Material for this exercise

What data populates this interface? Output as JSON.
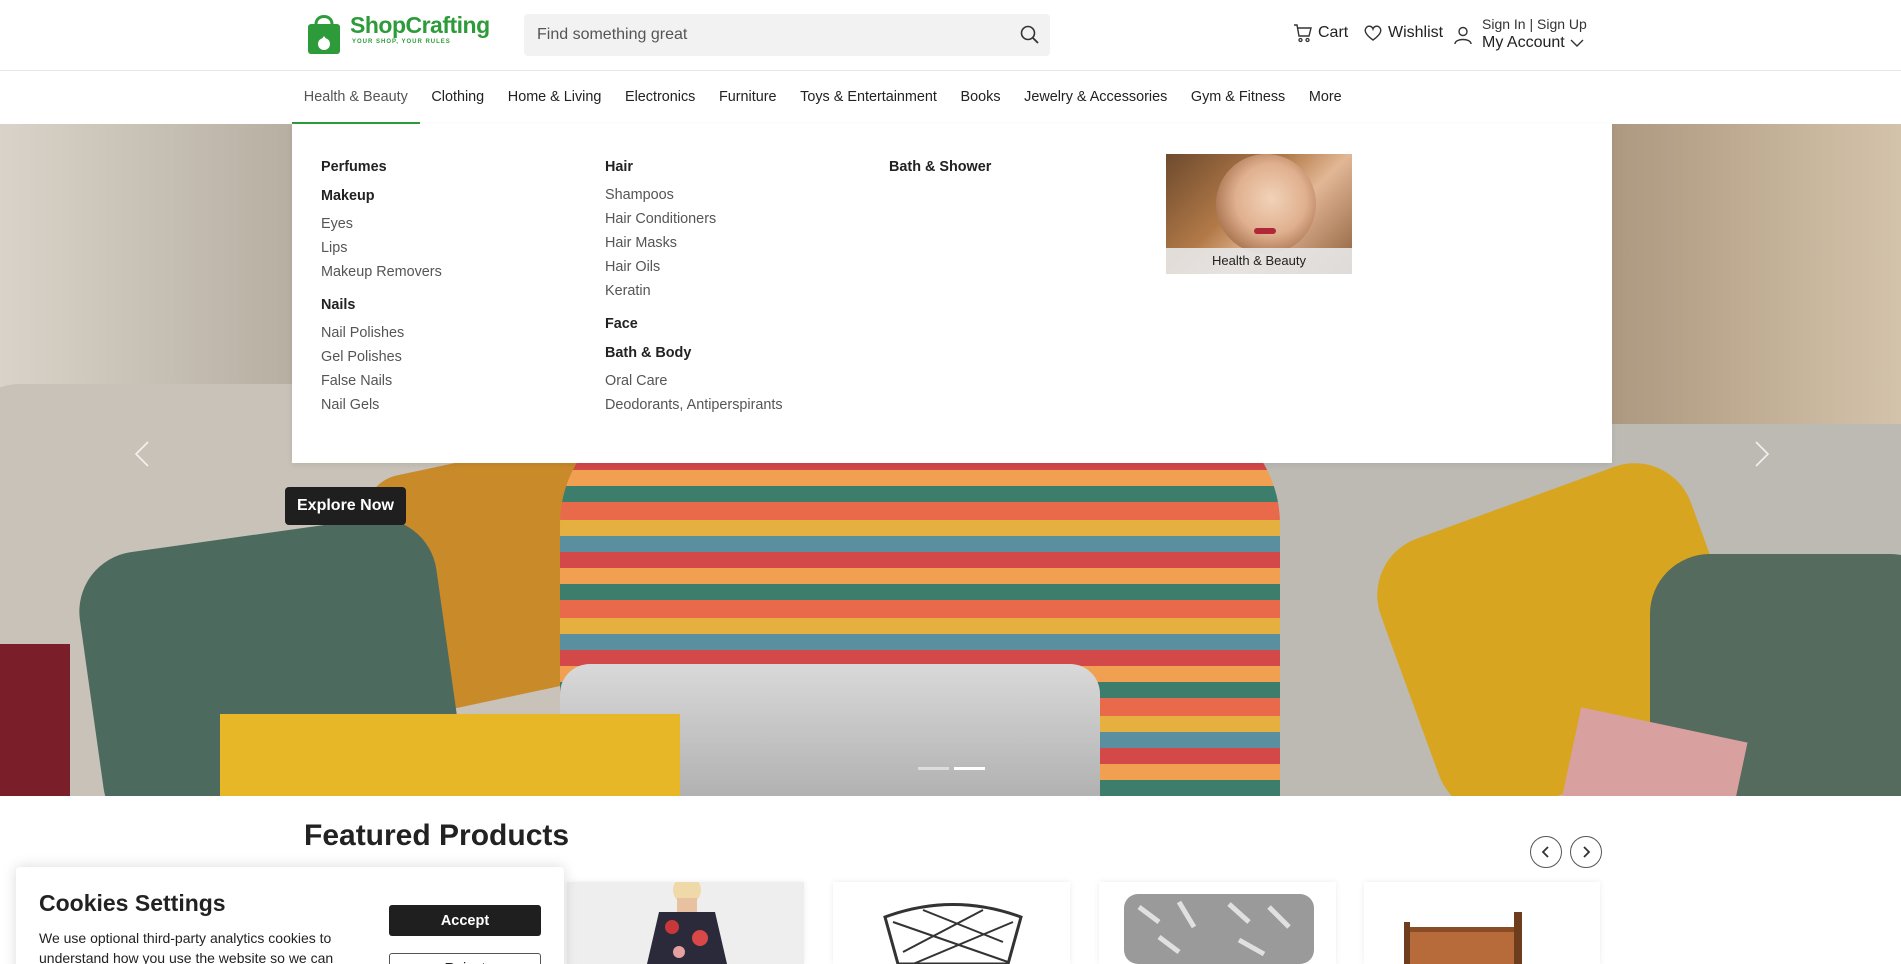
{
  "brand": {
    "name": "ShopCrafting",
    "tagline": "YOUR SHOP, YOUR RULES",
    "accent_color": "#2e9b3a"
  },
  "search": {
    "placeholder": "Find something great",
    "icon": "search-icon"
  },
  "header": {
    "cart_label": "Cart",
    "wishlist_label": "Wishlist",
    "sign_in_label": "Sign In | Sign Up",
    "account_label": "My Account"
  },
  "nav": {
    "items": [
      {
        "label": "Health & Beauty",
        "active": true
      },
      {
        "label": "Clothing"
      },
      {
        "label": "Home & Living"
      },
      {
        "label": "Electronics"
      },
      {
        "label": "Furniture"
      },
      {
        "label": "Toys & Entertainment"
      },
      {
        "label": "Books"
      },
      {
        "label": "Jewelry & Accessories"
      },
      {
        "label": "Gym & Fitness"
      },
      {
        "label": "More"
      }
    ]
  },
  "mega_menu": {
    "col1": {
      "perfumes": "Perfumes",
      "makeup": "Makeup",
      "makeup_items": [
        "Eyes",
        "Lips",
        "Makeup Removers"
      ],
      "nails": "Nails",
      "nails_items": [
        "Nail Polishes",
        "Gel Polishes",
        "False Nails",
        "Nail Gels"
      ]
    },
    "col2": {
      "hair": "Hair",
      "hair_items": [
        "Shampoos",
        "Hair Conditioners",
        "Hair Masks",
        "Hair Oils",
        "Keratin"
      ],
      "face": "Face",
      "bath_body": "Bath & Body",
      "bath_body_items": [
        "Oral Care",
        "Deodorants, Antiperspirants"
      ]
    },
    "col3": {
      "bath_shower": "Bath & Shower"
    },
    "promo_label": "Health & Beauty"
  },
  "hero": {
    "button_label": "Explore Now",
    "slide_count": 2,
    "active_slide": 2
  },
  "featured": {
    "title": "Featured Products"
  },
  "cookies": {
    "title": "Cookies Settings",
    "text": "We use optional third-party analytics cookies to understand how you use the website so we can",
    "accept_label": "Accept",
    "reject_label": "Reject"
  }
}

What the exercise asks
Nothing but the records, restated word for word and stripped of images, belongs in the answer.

Response to this exercise
What data populates this interface? Output as JSON.
{
  "brand": {
    "name": "ShopCrafting",
    "tagline": "YOUR SHOP, YOUR RULES",
    "accent_color": "#2e9b3a"
  },
  "search": {
    "placeholder": "Find something great",
    "icon": "search-icon"
  },
  "header": {
    "cart_label": "Cart",
    "wishlist_label": "Wishlist",
    "sign_in_label": "Sign In | Sign Up",
    "account_label": "My Account"
  },
  "nav": {
    "items": [
      {
        "label": "Health & Beauty",
        "active": true
      },
      {
        "label": "Clothing"
      },
      {
        "label": "Home & Living"
      },
      {
        "label": "Electronics"
      },
      {
        "label": "Furniture"
      },
      {
        "label": "Toys & Entertainment"
      },
      {
        "label": "Books"
      },
      {
        "label": "Jewelry & Accessories"
      },
      {
        "label": "Gym & Fitness"
      },
      {
        "label": "More"
      }
    ]
  },
  "mega_menu": {
    "col1": {
      "perfumes": "Perfumes",
      "makeup": "Makeup",
      "makeup_items": [
        "Eyes",
        "Lips",
        "Makeup Removers"
      ],
      "nails": "Nails",
      "nails_items": [
        "Nail Polishes",
        "Gel Polishes",
        "False Nails",
        "Nail Gels"
      ]
    },
    "col2": {
      "hair": "Hair",
      "hair_items": [
        "Shampoos",
        "Hair Conditioners",
        "Hair Masks",
        "Hair Oils",
        "Keratin"
      ],
      "face": "Face",
      "bath_body": "Bath & Body",
      "bath_body_items": [
        "Oral Care",
        "Deodorants, Antiperspirants"
      ]
    },
    "col3": {
      "bath_shower": "Bath & Shower"
    },
    "promo_label": "Health & Beauty"
  },
  "hero": {
    "button_label": "Explore Now",
    "slide_count": 2,
    "active_slide": 2
  },
  "featured": {
    "title": "Featured Products"
  },
  "cookies": {
    "title": "Cookies Settings",
    "text": "We use optional third-party analytics cookies to understand how you use the website so we can",
    "accept_label": "Accept",
    "reject_label": "Reject"
  }
}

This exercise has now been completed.